The workshop is designed to introduce gardeners, market growers, and woodland owners who would like to grow low-maintenance shiitake mushrooms as a home hobby or small fresh-market business venture to the principles and techniques used for successfully inoculating and cultivating delicious, healthy shiitake mushrooms on logs in outdoor environments. » Continue Reading.


Monday, April 2, 2018

Let Them Eat Wood: Woodland Mushrooms

Nearly all historians agree Marie Antoinette probably never coined the phrase “Let them eat cake,” a saying already in popular culture before her time. The phrase was ascribed to her by opponents to bolster her reputation as callous and arrogant.

She would have seemed far more benevolent if she had said “Let them eat wood.” » Continue Reading.


Wednesday, March 7, 2018

Fagus Grandifolia: Beech Gone Wild

american beech treeThe sturdy, long-lived and stately American beech, Fagus grandifolia, has been slowly dying out since 1920, when a tiny European insect pest was accidentally released on our shores.
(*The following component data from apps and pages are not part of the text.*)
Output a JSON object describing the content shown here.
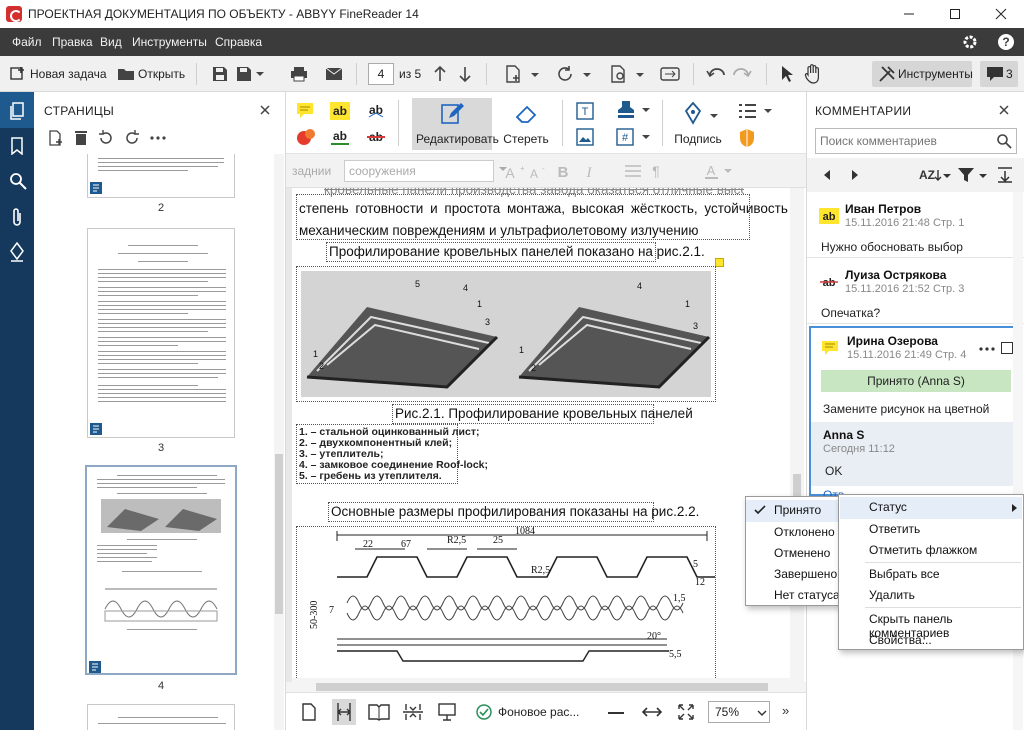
{
  "window": {
    "title": "ПРОЕКТНАЯ ДОКУМЕНТАЦИЯ ПО ОБЪЕКТУ - ABBYY FineReader 14"
  },
  "menu": [
    "Файл",
    "Правка",
    "Вид",
    "Инструменты",
    "Справка"
  ],
  "toolbar": {
    "new_task": "Новая задача",
    "open": "Открыть",
    "page_current": "4",
    "page_total": "из 5",
    "tools": "Инструменты",
    "comments_count": "3"
  },
  "pages_panel": {
    "title": "СТРАНИЦЫ",
    "page_numbers": [
      "2",
      "3",
      "4"
    ]
  },
  "doc_tools": {
    "edit": "Редактировать",
    "erase": "Стереть",
    "signature": "Подпись"
  },
  "format_bar": {
    "style": "заднии",
    "font": "сооружения"
  },
  "document": {
    "para_top": "кровельные панели производства завода оказаться отличные высокая",
    "line1": "степень готовности и простота монтажа, высокая жёсткость, устойчивость к",
    "line2": "механическим повреждениям и ультрафиолетовому излучению",
    "line3": "Профилирование кровельных панелей показано на рис.2.1.",
    "caption": "Рис.2.1.  Профилирование кровельных панелей",
    "list": [
      "1. – стальной оцинкованный лист;",
      "2. – двухкомпонентный клей;",
      "3. – утеплитель;",
      "4. – замковое соединение Roof-lock;",
      "5. – гребень из утеплителя."
    ],
    "sizes_line": "Основные размеры профилирования показаны на рис.2.2.",
    "dims": [
      "1084",
      "22",
      "67",
      "R2,5",
      "25",
      "R2,5",
      "12",
      "5",
      "1,5",
      "50-300",
      "7",
      "20°",
      "5,5"
    ]
  },
  "status_bar": {
    "background": "Фоновое рас...",
    "zoom": "75%"
  },
  "comments_panel": {
    "title": "КОММЕНТАРИИ",
    "search_placeholder": "Поиск комментариев",
    "items": [
      {
        "author": "Иван Петров",
        "date": "15.11.2016 21:48",
        "page": "Стр. 1",
        "text": "Нужно обосновать выбор"
      },
      {
        "author": "Луиза Острякова",
        "date": "15.11.2016 21:52",
        "page": "Стр. 3",
        "text": "Опечатка?"
      },
      {
        "author": "Ирина Озерова",
        "date": "15.11.2016 21:49",
        "page": "Стр. 4",
        "status": "Принято (Anna S)",
        "text": "Замените рисунок на цветной"
      }
    ],
    "reply": {
      "author": "Anna S",
      "date": "Сегодня 11:12",
      "text": "OK"
    },
    "partial": "Отв"
  },
  "context_menu": {
    "items": [
      "Статус",
      "Ответить",
      "Отметить флажком",
      "Выбрать все",
      "Удалить",
      "Скрыть панель комментариев",
      "Свойства..."
    ]
  },
  "status_submenu": {
    "items": [
      "Принято",
      "Отклонено",
      "Отменено",
      "Завершено",
      "Нет статуса"
    ],
    "checked": "Принято"
  },
  "colors": {
    "menubar": "#3b3b3b",
    "rail": "#14395c",
    "accepted": "#c8e6c1",
    "selected_border": "#4a90d9",
    "sticky": "#ffe52e"
  }
}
Because of this lethal but unhurried tragedy, many forest tracts across the Northeast are being choked out by too many beech trees.

That’s right, beech decline has led to a proliferation of beech so extreme that in some places it is a threat to the health of future forests. With apologies to all the bovine readers out there, this qualifies as an oxymoron, I’m pretty sure. The ultimate cause of this weird situation is the aforementioned pest, but the proximate cause is a bad case of hormones being out of whack. » Continue Reading.


Wednesday, February 21, 2018

Lake George Facing Threat To Hemlocks

Hemlock with HWA egg masses_Connecticut Agricultural Experiment Station

The Eastern hemlock is one of the most abundant trees in New York and a major component of the forests in the Lake George – visible in nearly every corner of watershed.

Hemlock stabilize streambanks and shorelines, protect water quality of the streams that flow into the lake, and provide value to local forest products economies.

But last summer, a small population of hemlock woolly adelgid was found on Prospect Mountain in Lake George. The terrestrial invasive insect, native to East Asia, has been killing large swaths of hemlock trees from the Great Smokey Mountains to the Catskills and is making its way north, having finally reached Lake George. » Continue Reading.